I believe, the more you succeed, the noise increases even more. It gets tougher because of the added volume of work. I remember when I started out, I was only shooting films, and there were no extra things to attend to or do. But now there are a lot more commitments and you have so much work apart from the film work that you’re doing. It gets a tad bit tough to disconnect, and I’m a person who loves disconnecting. In fact, I’m not even in touch with my family when I’m shooting. It takes a lot for me to stay connected with people or something, but I guess it’s a part and parcel of the kind of actor that I want to be. I think if you are the actor who wants a certain amount of social reach, you will have to become a little accepting of the noise and learn your way around it. That said, I still try to cut down as many unnecessary things as possible.
[Q] How important is it for you to challenge yourself even further with every film that you do?
Oh, it’s extremely important! The idea is to be better than your last film. When I manage to do that, it’s okay. But when I don’t, I know I need to recalibrate and work harder. More so because I’m a performance-led actor, and I see people expecting something unconventional and different out of me. It creates a lot of pressure sometimes, but I’ve managed well with the pressure so far.
[Q] OTT platform content and web series grew manifold in the last couple of years. Would you be interested in debuting on any of the platforms? What kind of roles would you like to essay?
The OTT platforms have been a great disruptive medium where, today, an actor can experiment a lot with their craft and break barriers and boundaries. While I haven’t really thought about what kind of roles I would want to do on the OTT platforms, I definitely know it has to be something better than my films.
[Q] What is the best advice any director has given you?
The best advice came from Abhishek Chaubey (director of Sonchiriya), which changed my craft.
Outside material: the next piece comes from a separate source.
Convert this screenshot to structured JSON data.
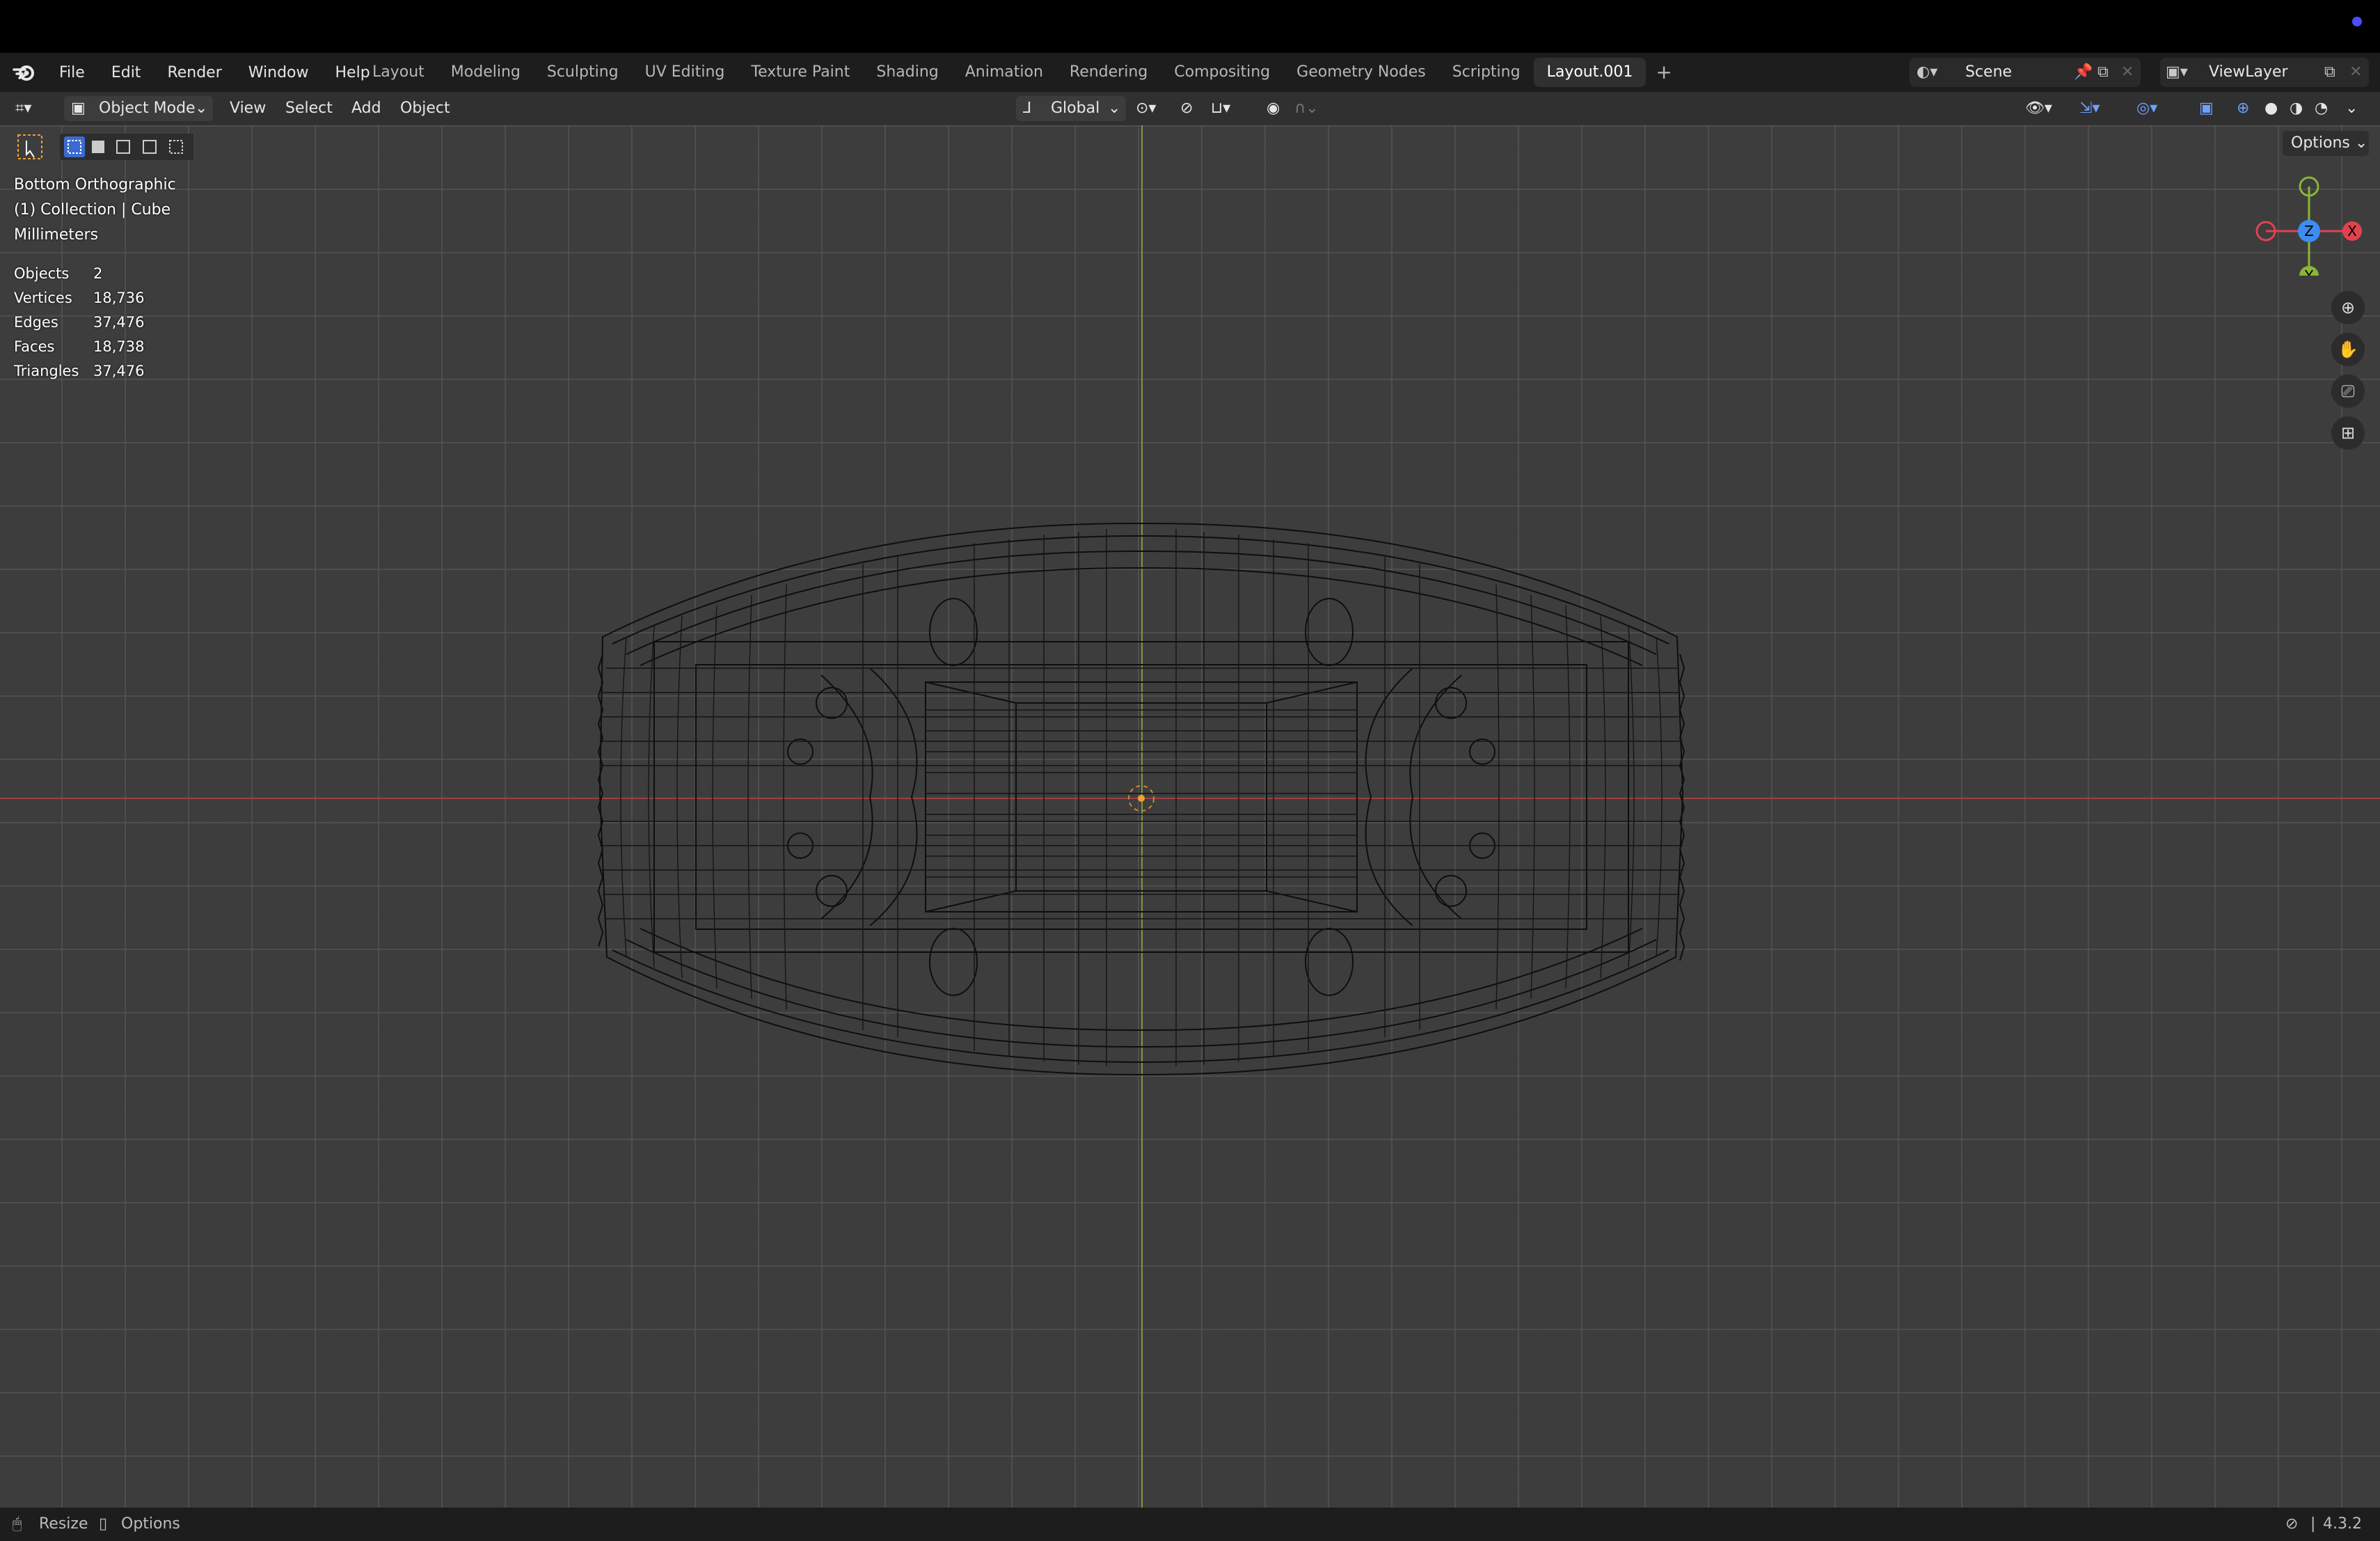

He said, ‘As actors, we inherently express way too much through our eyes, and at times that is not really required.’ That advice gave me another tool as a performer!
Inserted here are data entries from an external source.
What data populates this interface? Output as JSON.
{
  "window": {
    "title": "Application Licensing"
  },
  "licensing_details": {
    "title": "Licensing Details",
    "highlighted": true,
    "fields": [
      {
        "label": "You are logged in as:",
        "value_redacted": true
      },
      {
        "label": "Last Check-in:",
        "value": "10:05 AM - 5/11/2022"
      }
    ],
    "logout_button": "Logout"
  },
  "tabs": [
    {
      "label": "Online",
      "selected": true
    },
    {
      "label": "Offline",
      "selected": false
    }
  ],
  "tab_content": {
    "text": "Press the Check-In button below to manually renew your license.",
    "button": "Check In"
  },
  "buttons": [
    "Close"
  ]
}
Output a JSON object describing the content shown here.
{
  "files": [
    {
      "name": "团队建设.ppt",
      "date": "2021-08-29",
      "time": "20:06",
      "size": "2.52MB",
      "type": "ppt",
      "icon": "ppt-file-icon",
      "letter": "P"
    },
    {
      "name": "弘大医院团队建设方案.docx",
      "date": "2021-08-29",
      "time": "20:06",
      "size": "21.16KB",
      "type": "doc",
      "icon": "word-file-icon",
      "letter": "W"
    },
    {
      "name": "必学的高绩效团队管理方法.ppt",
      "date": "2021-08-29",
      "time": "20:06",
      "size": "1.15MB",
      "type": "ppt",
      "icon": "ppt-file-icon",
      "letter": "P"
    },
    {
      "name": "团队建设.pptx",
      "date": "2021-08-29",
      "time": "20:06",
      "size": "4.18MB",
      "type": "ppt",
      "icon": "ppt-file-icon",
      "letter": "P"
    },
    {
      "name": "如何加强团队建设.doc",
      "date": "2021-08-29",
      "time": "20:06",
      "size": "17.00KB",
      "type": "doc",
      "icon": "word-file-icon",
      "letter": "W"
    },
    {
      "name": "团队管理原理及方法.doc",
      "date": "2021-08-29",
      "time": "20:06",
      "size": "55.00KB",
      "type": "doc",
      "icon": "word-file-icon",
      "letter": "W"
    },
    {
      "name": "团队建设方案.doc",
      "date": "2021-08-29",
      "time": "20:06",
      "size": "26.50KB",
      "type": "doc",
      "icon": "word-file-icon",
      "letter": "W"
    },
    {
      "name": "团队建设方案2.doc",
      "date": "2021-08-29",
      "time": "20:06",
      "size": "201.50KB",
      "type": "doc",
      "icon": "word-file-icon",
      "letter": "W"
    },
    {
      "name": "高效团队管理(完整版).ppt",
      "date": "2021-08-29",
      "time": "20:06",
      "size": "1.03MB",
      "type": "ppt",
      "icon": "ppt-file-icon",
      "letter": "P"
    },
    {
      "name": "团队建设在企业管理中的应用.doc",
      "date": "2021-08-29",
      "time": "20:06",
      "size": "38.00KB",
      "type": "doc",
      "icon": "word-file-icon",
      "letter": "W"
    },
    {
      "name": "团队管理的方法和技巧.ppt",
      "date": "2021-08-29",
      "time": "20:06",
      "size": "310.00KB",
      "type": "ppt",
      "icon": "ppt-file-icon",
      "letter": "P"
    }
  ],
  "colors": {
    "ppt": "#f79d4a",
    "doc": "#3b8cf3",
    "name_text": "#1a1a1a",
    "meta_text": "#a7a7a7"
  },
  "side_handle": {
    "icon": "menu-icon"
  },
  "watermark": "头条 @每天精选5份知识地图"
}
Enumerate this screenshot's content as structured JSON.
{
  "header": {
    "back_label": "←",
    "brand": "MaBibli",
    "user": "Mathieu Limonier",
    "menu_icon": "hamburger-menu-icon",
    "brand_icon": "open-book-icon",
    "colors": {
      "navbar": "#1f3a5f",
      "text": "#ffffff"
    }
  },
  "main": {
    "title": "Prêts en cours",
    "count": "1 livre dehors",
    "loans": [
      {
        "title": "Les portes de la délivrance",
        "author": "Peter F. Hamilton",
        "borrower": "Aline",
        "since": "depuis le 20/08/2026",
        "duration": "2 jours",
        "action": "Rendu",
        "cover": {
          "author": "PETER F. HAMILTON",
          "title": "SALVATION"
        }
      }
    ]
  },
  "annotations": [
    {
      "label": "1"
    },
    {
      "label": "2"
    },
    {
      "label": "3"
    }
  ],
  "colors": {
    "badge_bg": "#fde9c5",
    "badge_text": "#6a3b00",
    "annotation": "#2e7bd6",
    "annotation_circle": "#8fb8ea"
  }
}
[Q] Who has been inspiring you lately?
[Q] What are some of the personal beliefs that you firmly stand by professionally?
A few things that are important for me personally and professionally are discipline, good and civil behavior, a good temperament, and self-belief.
[Q] How do you stay grounded?
The fear of losing what I have keeps me grounded.
[Q] How do you unwind?
I unwind by sleeping! (laughs) I get no time to sleep, so that is pretty much a luxury for me.
[Q] Who is Bhumi Pednekar when she is off-screen?
I’m nothing like the parts that I play. I’m a simple, fun, and extremely happy person, who is very ambitious and who loves to think about work even when I’m off-screen. (laughs) I’m a homebody and a family person, and whenever I’m home, I’m usually lazing around or sleeping. My only mantra in life is to be happy.
Dazzling the cover story of February issue of the fashion magazine of label Falguni Shane Peacock, The Peacock Magazine, Bhumi Pednekar gets candid about her hustle from behind the reels to being one of the budding versatile actors of the current Bollywood era.
Tending to trend frequently among the celebrity news since a while now, the star reveals about her passion for the craft of cinema, her ever-standing love for the lens and her journey to becoming one of the beloved actors of this generation.
Sporting an ethereal Falguni Shane Peacock ivory lehenga choli decked with floral motifs and tassles, she divulges what keeps her inspired, grounded and focused on her performance amidst the constant competition and criticism.
The objective of publishing a feature story of a person in a fashion magazine is to reveal the raw side of that public personality. It intends towards communicating to the masses the attributes of that individual which makes them loved, as well as to enable them to connect with the same.